The Xbox Adaptive Controller is designed from the ground up to be a unique controller for those with special needs.
“Gaming — and especially online games — is an important outlet for people with disabilities,” said Roger Entner, principal analyst at Recon Analytics.
“They can often interact with others without having their disability play a role in the interaction,” he told TechNewsWorld.
“Particularly as we move to technologies like virtual reality, gaming can be one of the few ways a disabled person can step away from their disabilities, depending on what they are,” said Rob Enderle, principal analyst at the Enderle Group.
“For instance someone without legs or missing an arm or most of their fingers can still play a video game — if they have the right controller — as well or better than someone who isn’t disabled,” he told TechNewsWorld.
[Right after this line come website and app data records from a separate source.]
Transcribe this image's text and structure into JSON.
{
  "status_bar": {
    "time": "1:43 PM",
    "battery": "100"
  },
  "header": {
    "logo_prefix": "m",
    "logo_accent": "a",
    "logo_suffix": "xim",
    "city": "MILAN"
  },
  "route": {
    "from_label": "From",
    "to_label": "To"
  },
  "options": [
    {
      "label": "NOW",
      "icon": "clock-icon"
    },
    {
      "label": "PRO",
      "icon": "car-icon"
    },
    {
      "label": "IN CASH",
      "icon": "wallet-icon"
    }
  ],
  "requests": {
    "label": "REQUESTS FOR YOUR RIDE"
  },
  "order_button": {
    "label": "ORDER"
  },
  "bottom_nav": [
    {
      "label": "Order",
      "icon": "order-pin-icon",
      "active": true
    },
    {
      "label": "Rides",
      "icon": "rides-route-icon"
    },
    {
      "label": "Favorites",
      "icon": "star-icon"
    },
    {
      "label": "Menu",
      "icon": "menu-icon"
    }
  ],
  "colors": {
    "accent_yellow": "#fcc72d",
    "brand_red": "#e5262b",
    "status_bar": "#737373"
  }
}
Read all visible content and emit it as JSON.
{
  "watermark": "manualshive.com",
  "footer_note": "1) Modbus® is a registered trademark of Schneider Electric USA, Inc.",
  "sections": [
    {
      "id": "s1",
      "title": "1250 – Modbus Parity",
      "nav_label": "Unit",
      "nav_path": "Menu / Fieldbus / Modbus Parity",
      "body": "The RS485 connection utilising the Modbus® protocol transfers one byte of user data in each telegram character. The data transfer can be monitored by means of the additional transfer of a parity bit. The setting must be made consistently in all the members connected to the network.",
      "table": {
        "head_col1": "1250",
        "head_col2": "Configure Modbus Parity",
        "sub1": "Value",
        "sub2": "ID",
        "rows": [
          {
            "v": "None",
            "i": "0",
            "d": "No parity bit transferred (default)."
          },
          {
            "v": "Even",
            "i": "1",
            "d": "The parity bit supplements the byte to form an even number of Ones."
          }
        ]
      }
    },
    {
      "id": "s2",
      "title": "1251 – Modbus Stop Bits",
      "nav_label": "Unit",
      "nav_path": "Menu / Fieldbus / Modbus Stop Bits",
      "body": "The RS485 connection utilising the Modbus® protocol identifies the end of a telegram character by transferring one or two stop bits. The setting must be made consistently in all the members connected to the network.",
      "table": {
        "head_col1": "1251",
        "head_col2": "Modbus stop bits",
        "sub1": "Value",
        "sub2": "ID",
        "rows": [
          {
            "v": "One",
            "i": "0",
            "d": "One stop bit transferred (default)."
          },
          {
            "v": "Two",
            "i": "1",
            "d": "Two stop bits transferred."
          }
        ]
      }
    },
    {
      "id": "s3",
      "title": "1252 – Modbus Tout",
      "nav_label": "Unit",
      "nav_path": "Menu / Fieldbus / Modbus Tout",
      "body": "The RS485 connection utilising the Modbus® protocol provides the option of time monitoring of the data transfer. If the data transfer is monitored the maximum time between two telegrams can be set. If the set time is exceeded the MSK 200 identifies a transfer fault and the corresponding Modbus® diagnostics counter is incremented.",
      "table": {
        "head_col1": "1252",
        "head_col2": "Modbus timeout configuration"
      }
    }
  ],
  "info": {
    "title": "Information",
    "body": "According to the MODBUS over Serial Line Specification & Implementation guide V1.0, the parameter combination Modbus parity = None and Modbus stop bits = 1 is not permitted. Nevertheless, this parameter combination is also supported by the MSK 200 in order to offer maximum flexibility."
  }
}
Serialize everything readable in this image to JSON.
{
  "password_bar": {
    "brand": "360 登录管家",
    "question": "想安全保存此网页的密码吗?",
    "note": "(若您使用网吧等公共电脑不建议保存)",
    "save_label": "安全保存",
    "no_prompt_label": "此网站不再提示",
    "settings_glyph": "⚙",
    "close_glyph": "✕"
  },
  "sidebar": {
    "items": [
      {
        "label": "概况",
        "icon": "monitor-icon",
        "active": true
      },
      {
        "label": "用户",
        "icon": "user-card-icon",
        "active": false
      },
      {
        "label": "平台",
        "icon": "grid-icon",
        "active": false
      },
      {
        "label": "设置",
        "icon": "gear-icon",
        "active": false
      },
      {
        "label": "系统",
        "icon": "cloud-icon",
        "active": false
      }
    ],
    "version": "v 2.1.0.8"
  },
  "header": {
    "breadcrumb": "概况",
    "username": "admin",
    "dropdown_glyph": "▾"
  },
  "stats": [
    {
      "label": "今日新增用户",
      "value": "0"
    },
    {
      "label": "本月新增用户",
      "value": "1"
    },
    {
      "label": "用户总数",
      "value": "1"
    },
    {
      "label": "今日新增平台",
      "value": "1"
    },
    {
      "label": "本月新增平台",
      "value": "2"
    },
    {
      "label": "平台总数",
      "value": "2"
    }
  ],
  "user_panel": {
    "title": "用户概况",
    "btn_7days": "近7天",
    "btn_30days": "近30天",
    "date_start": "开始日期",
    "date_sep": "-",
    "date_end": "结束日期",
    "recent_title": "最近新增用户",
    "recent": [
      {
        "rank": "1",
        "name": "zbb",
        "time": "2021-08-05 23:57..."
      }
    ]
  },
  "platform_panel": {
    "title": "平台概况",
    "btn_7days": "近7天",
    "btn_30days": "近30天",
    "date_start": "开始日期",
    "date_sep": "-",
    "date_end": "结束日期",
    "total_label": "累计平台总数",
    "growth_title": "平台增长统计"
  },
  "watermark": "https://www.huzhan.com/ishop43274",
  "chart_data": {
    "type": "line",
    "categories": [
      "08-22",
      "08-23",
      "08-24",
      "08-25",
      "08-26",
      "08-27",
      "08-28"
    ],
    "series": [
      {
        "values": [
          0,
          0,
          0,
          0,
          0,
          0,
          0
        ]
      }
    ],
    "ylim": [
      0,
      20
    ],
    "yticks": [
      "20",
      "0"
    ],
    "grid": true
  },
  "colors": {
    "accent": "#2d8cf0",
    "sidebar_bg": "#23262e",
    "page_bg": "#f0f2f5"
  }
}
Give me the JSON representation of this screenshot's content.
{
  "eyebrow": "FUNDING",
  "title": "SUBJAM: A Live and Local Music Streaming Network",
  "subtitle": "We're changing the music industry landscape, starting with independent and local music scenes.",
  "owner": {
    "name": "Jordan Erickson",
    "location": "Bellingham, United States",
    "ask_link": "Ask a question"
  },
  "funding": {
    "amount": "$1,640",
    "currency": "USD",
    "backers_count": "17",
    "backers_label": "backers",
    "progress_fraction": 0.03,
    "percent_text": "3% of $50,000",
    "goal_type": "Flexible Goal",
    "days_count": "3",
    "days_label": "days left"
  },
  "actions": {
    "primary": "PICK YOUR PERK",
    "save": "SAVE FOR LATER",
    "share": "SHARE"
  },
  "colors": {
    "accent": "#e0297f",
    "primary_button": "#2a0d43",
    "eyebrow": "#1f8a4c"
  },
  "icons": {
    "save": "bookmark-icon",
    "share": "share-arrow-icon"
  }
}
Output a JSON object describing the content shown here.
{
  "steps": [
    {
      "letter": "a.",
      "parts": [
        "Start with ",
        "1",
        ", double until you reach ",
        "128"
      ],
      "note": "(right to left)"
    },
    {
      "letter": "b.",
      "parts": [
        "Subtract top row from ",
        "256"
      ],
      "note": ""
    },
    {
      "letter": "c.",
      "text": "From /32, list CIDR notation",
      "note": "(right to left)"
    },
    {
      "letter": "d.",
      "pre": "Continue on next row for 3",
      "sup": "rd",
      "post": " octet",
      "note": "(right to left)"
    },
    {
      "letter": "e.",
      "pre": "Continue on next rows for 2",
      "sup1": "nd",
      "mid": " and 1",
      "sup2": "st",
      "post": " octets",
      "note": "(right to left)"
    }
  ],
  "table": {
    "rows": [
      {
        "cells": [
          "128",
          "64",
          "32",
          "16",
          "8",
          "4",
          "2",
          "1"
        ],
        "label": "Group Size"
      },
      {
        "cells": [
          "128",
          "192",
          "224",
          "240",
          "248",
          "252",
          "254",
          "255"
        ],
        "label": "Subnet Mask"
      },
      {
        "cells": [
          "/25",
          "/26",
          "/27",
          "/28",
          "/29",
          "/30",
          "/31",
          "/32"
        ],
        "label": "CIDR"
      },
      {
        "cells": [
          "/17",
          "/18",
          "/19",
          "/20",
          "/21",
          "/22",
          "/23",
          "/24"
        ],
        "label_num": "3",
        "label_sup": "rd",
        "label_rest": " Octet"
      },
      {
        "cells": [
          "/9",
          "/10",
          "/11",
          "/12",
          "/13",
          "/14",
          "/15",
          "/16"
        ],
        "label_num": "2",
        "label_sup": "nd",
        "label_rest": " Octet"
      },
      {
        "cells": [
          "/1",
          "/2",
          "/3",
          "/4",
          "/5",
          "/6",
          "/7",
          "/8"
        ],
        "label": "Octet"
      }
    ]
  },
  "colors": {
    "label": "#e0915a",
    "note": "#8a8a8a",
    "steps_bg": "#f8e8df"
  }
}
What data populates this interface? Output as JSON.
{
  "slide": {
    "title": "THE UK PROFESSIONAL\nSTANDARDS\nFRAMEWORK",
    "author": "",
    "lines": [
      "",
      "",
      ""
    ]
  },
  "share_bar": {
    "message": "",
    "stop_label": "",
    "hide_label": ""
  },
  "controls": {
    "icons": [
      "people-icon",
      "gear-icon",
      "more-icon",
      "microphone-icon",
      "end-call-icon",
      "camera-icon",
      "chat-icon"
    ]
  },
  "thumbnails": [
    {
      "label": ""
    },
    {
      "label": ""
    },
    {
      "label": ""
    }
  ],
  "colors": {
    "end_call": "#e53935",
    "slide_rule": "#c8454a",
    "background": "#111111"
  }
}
“Any physical deformities are hidden behind the game avatar so the disabled person can, for a short time in game, experience what it is like to be treated for how they do — not how they look,” Enderle said. “Video games distract everyone from reality, and this can often be very important for someone struggling with the unfairness of a disability. So, combined, video games can be incredibly important to someone challenged by a disability.”
To get this product to market actually may have taken some unique adaptation — not in anything technical, but rather in the kind of thinking that is typical of companies such as Microsoft.
“We have been around 14 years, but we spent some 10 years trying to think we were helping gamers with disabilities,” said Mark Barlet, founder of AbleGamers.
“Now we have spent the last few years trying to convince the market that people with disabilities played games, and had to convince the companies to put real effort into catering to those with disabilities,” he told TechNewsWorld.
“However, we noted that the management at these companies never saw the why, because it was only a small portion of the population, so it took a while to convince the industry that this was an untapped market,” Barlet added. “Finally we had people that were passionately roaming the halls for years who were now in a position to make it happen.”
The advocacy, fact and reality finally converged three years ago, said Barlet.
“We did warn Microsoft that it won’t sell millions of these, but that they’ll get these in the hands of everyone who wants them,” he noted. “Why wouldn’t Microsoft want more dedicated gamers in their camp?”
As the Xbox Adaptive Controller is designed to allow for greater flexibility with other input devices, it also could be used for those who prefer something beyond the normal controllers. In some cases, it could lead to gamers trying to get a potentially unfair advantage.
“Adaptive controllers could actually provide advantages in gaming because they, in theory, better match the controller to the person using it,” suggested Enderle.
“Right now, game controllers are pretty generic but people come in all shapes and sizes,” he pointed out.
“In other competitive sports we have, at the highest levels, custom tools designed for the individual athlete, but not so much with computer gaming yet,” said Enderle. “These adaptive controllers, while initially focused on disabilities, could eventually open up a market for controllers that are specifically designed for the gamer that uses them.”
In most cases, the biggest advantage almost certainly will be opening up the world to those who have struggled just to enjoy the games for fun.
Still, “if a controller for people with physical limitations gives someone an edge in a competition, all players will use it,” said Recon Analytics’ Entner.
“I have personally played with quite a few players with disabilities, but only found out after quite a while,” he said. “Many relish that they are treated like everyone else when they are behind a screen and interact with everyone unimpaired by the perception of others.”